The character whose arrival ignites this charged situation is Norma, a pregnant 13-year-old fleeing from her pedophile stepfather in another city. Noticing that she’s being watched by traffickers, Luismi offers her refuge in the shack behind his mother’s house. His mother, a prostitute, takes a shine to the girl, and brings her to the Witch to end the pregnancy. But the abortion lands Norma in the hospital, setting off a chain of misunderstandings and malicious opportunism. What starts as an act of care between vulnerable women ends in carnage.
Melchor has an exceptional gift for ventriloquism, as does her translator, Sophie Hughes, who skillfully meets the challenge posed by a novel so rich in idiosyncratic voices. Rage, anxiety and a contempt laced with carnival humor are the keynotes, whether it’s Brando’s spite for his mother’s church — where women who catch the spirit “writhe around like a fumigated centipede” — or the virtuosic slut shaming of Yesenia by her grandmother, who hacks off her beautiful hair with poultry shears for trying to impugn her beloved grandson’s morals. “Aren’t you ashamed of yourself,” she raves, “whoring around and then pointing the finger at your cousin?”
“Hurricane Season” belongs to the Gothic-grotesque tradition of the transnational American South.

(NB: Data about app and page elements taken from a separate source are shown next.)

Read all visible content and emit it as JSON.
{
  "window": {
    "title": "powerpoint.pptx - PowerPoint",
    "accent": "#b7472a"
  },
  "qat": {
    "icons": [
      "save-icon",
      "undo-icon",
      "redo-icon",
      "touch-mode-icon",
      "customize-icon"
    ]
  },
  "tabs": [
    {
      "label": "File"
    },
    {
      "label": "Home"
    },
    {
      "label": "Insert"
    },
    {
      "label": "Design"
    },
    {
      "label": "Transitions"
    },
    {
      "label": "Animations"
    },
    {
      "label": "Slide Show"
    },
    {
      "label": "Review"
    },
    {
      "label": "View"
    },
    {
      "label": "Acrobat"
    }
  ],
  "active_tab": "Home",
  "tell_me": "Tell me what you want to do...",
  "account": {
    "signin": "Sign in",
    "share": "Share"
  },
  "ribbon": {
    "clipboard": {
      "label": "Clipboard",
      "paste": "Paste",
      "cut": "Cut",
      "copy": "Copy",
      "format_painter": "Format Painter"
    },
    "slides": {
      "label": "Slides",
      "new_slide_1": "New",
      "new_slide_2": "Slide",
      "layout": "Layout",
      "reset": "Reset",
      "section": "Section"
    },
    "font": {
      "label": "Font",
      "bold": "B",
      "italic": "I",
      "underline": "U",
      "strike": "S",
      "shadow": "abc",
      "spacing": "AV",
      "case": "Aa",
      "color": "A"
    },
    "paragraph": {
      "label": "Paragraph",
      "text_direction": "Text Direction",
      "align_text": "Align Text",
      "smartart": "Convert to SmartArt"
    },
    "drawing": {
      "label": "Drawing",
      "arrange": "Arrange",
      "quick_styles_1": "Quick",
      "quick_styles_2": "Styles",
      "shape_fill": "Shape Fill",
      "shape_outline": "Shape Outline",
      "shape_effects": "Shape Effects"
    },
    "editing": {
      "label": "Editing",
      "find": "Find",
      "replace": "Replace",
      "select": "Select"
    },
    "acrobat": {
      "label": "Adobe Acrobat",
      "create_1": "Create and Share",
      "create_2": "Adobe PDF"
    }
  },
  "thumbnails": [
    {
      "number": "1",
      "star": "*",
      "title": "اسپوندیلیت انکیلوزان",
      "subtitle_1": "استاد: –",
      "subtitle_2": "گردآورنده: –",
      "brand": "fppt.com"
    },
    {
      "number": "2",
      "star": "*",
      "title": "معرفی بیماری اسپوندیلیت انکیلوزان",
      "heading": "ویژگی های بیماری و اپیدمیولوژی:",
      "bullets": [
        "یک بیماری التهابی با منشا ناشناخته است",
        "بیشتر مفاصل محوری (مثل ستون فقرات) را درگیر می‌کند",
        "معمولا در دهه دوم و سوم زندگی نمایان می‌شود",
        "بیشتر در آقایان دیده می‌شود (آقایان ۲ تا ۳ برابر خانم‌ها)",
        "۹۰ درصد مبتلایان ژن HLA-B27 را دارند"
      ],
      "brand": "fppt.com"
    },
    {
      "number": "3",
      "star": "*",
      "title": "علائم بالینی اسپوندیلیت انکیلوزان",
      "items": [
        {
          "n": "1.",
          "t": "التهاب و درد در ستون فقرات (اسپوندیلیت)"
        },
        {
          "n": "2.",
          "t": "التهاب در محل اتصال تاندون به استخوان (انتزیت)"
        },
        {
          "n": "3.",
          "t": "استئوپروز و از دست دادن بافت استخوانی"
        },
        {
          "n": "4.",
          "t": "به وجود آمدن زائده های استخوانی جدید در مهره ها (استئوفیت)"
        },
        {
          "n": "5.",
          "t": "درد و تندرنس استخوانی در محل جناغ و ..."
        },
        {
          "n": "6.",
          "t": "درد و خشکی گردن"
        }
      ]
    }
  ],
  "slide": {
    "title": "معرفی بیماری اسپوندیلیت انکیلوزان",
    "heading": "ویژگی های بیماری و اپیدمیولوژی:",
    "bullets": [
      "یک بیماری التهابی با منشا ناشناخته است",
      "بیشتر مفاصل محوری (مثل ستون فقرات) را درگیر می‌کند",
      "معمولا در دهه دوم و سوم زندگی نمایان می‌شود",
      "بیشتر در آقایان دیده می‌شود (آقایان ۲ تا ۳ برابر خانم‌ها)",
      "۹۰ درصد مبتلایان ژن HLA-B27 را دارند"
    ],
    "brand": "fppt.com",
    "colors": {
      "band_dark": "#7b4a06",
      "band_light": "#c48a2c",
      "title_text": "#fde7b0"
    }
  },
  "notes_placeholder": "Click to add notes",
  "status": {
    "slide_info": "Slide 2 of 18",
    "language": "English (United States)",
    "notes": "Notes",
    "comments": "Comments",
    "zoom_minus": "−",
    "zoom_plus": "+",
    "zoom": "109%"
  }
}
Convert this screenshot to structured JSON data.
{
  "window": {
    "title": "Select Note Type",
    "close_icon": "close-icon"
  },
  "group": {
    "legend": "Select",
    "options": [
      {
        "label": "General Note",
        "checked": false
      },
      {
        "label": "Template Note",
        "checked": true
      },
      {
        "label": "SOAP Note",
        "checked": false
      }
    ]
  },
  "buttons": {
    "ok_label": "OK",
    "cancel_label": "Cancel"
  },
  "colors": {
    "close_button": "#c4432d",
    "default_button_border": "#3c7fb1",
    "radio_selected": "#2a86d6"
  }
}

The novel’s tortured self-deceptions and sprung-trap revelations evoke the stories of Flannery O’Connor, or, more recently, the neuroses of Marlon James’s Kingston gunmen in “A Brief History of Seven Killings.” In an interview about that novel, James spoke about the need to “risk pornography” in the portrayal of violence — and Melchor certainly does. At times, she enters so deeply into the psyche of sexual violence that she skirts the voyeurism risked by any representation of cruelty.
In his posthumously published novel “2666,” Roberto Bolaño deployed a device of alienating repetition to narrate the murders of women in Mexico, clinically detailing so many cases that they begin to lose their tabloid charge. By contrast, “Hurricane Season” is saturated with the language of abuse: men ecstatically molesting their daughters; boys boasting about how exactly they’ll rape a friend who they’ve heard is “ the engineer’s twink”; an irate grandmother who threatens her disobedient girls with the specter of “lesbians with brooms” assaulting them in juvie.
By design, Melchor offers little vantage beyond this world of predators and violently prejudiced prudes. Neither type seems able to decouple desire from extraction and domination. The crime is not an act but an entire atmosphere, which Melchor captures in language as though distilling venom. Sometimes, though, this claustrophobic style breaks like a fever, yielding to flights of mesmerically expansive prose. A flashback to the Witch’s adolescence describes her admiring some young workers in the cane fields: “The Witch spied on them … veil raised in order to see them better, smell them better, taste — in her imagination — the brackish scent of those young men wafting in the air around the plains, carried along by the breeze that made the leaves on the sugar cane rustle … the breeze that, come Holy Innocents, would start to smell of burnt caramel, of scorched earth, and that seemed to usher the slow roll of the last trucks loaded up with immense bales of blackened cane, which disappeared in the direction of the Mill, under that gray, gray sky, when at last the boys could put away their machetes, not even rinsing them first, and rush to the highway to burn their wages.”
Offering such glints of transcendence at the edge of an ugly killing, Melchor creates a narrative that not only decries an atrocity but embodies the beauty and vitality it perverts.